Kellner on Borgmann:


Kellner (1999) states that to succeed in his points, Borgmann needs to “overcome the postmodern dictum that reality…is a social construct… [and] demonstrate that a more fundamental and compelling ‘reality’ is being overcome and displaced by the new … realities of cyberspace, informational technology, and new multimedia, and must persuade his readers to take more seriously and ground their lives in this more primal ‘reality'” (p. 3). Kellner also points out the theological underpinnings of Borgmann’s arguments. I agree that Borgmann does lean heavily on theology, but he also makes some good arguments drawn from classical philosophy. I think Borgmann makes a good attempt to overcome the postmodern idea of reality as a social construct, but I am not sure that he needs to. I think there is a duality of “reality” or a “relative reality” for each of us. If an event occurs many people may recall it differently (some drastically so). For each of them what they remember is reality for them.
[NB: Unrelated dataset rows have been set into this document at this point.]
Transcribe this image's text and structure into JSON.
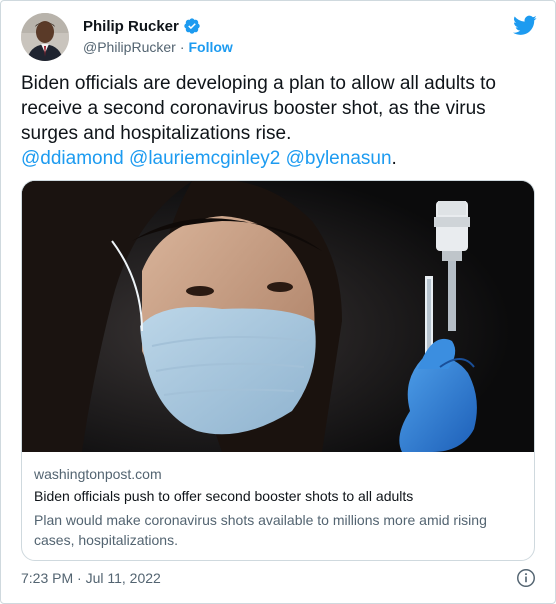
{
  "author": {
    "display_name": "Philip Rucker",
    "handle": "@PhilipRucker",
    "separator": "·",
    "follow_label": "Follow"
  },
  "tweet": {
    "text": "Biden officials are developing a plan to allow all adults to receive a second coronavirus booster shot, as the virus surges and hospitalizations rise.",
    "mentions": [
      "@ddiamond",
      "@lauriemcginley2",
      "@bylenasun"
    ],
    "mention_trailing": "."
  },
  "link_card": {
    "domain": "washingtonpost.com",
    "title": "Biden officials push to offer second booster shots to all adults",
    "description": "Plan would make coronavirus shots available to millions more amid rising cases, hospitalizations."
  },
  "footer": {
    "timestamp": "7:23 PM · Jul 11, 2022"
  },
  "icons": {
    "verified": "verified-badge-icon",
    "brand": "twitter-bird-icon",
    "info": "info-icon"
  },
  "colors": {
    "accent": "#1d9bf0",
    "text_primary": "#0f1419",
    "text_secondary": "#536471",
    "border": "#cfd9de"
  }
}
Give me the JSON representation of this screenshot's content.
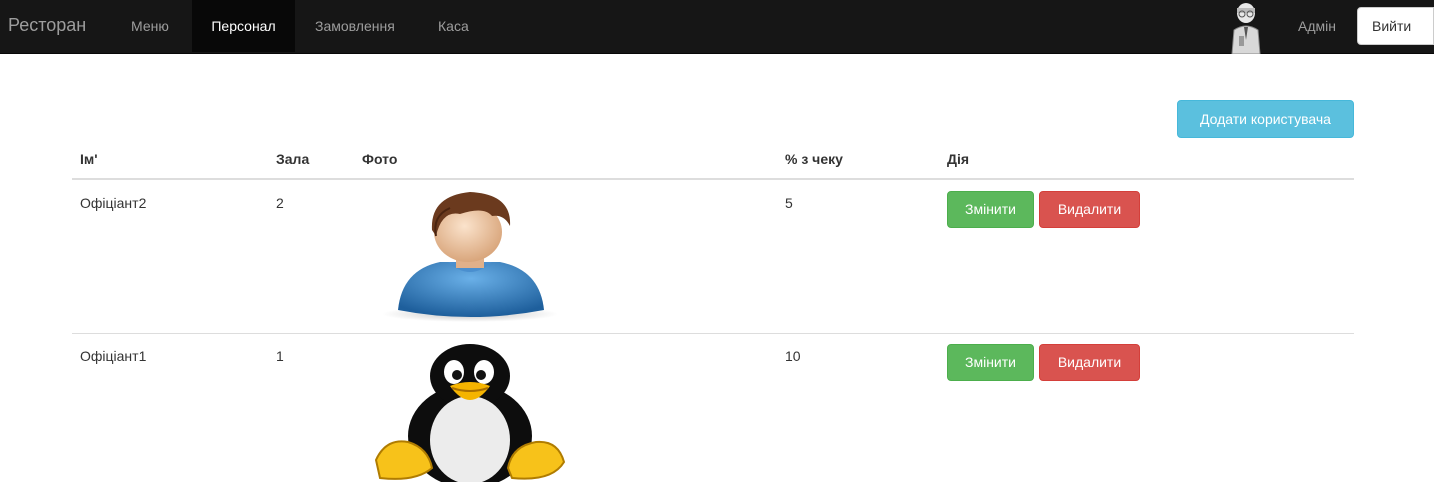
{
  "navbar": {
    "brand": "Ресторан",
    "items": [
      {
        "label": "Меню",
        "active": false
      },
      {
        "label": "Персонал",
        "active": true
      },
      {
        "label": "Замовлення",
        "active": false
      },
      {
        "label": "Каса",
        "active": false
      }
    ],
    "user_name": "Адмін",
    "logout_label": "Вийти"
  },
  "toolbar": {
    "add_user_label": "Додати користувача"
  },
  "table": {
    "headers": [
      "Ім'",
      "Зала",
      "Фото",
      "% з чеку",
      "Дія"
    ],
    "rows": [
      {
        "name": "Офіціант2",
        "hall": "2",
        "photo": "person-avatar",
        "percent": "5",
        "edit_label": "Змінити",
        "delete_label": "Видалити"
      },
      {
        "name": "Офіціант1",
        "hall": "1",
        "photo": "penguin-avatar",
        "percent": "10",
        "edit_label": "Змінити",
        "delete_label": "Видалити"
      }
    ]
  },
  "colors": {
    "navbar_bg": "#161616",
    "info": "#5bc0de",
    "success": "#5cb85c",
    "danger": "#d9534f"
  }
}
Borgmann makes a good stab at “general reality” and how our natural information or the reality of our ancestors is taking a back seat to technology and technological information and virtual reality. He does advocate for a balance. However, I don’t think it is information technology and cyberspace alone that is to blame. Technology in general has caused us to live unlike our ancestors did. We are much more mobile now then even our grandparents were. This results in us not having strong ties to a local “real” community. We often rely on technology to help us maintain connections with distant communities or reach out to cyber communities because we don’t stay in one place long enough to make strong physical connections. I am not sure it is Internet technology that is to blame, but multiple different technologies over decades or even a century that have changed how we live. We do need to be reminded of the importance of natural information and Borgmann’s reality, and need to head the call to moderate and balance our lives, but cyberspace is only one of several technologies vying for dominance in our lives.

Websites reviewed:

None this week.

Week 14 references:

Borgmann, A. (1999). Holding on to reality: The nature of information at the turn of the millennium. Chicago: University of Chicago Press.


Kellner, D. (1999, September). Review of Albert Borgmann’s holding onto reality. In RCCS Resource center for cyberculture studies. Retrieved November 24, 2008, from http://rccs.usfca.edu/bookinfo.asp?ReviewID=56&BookID=57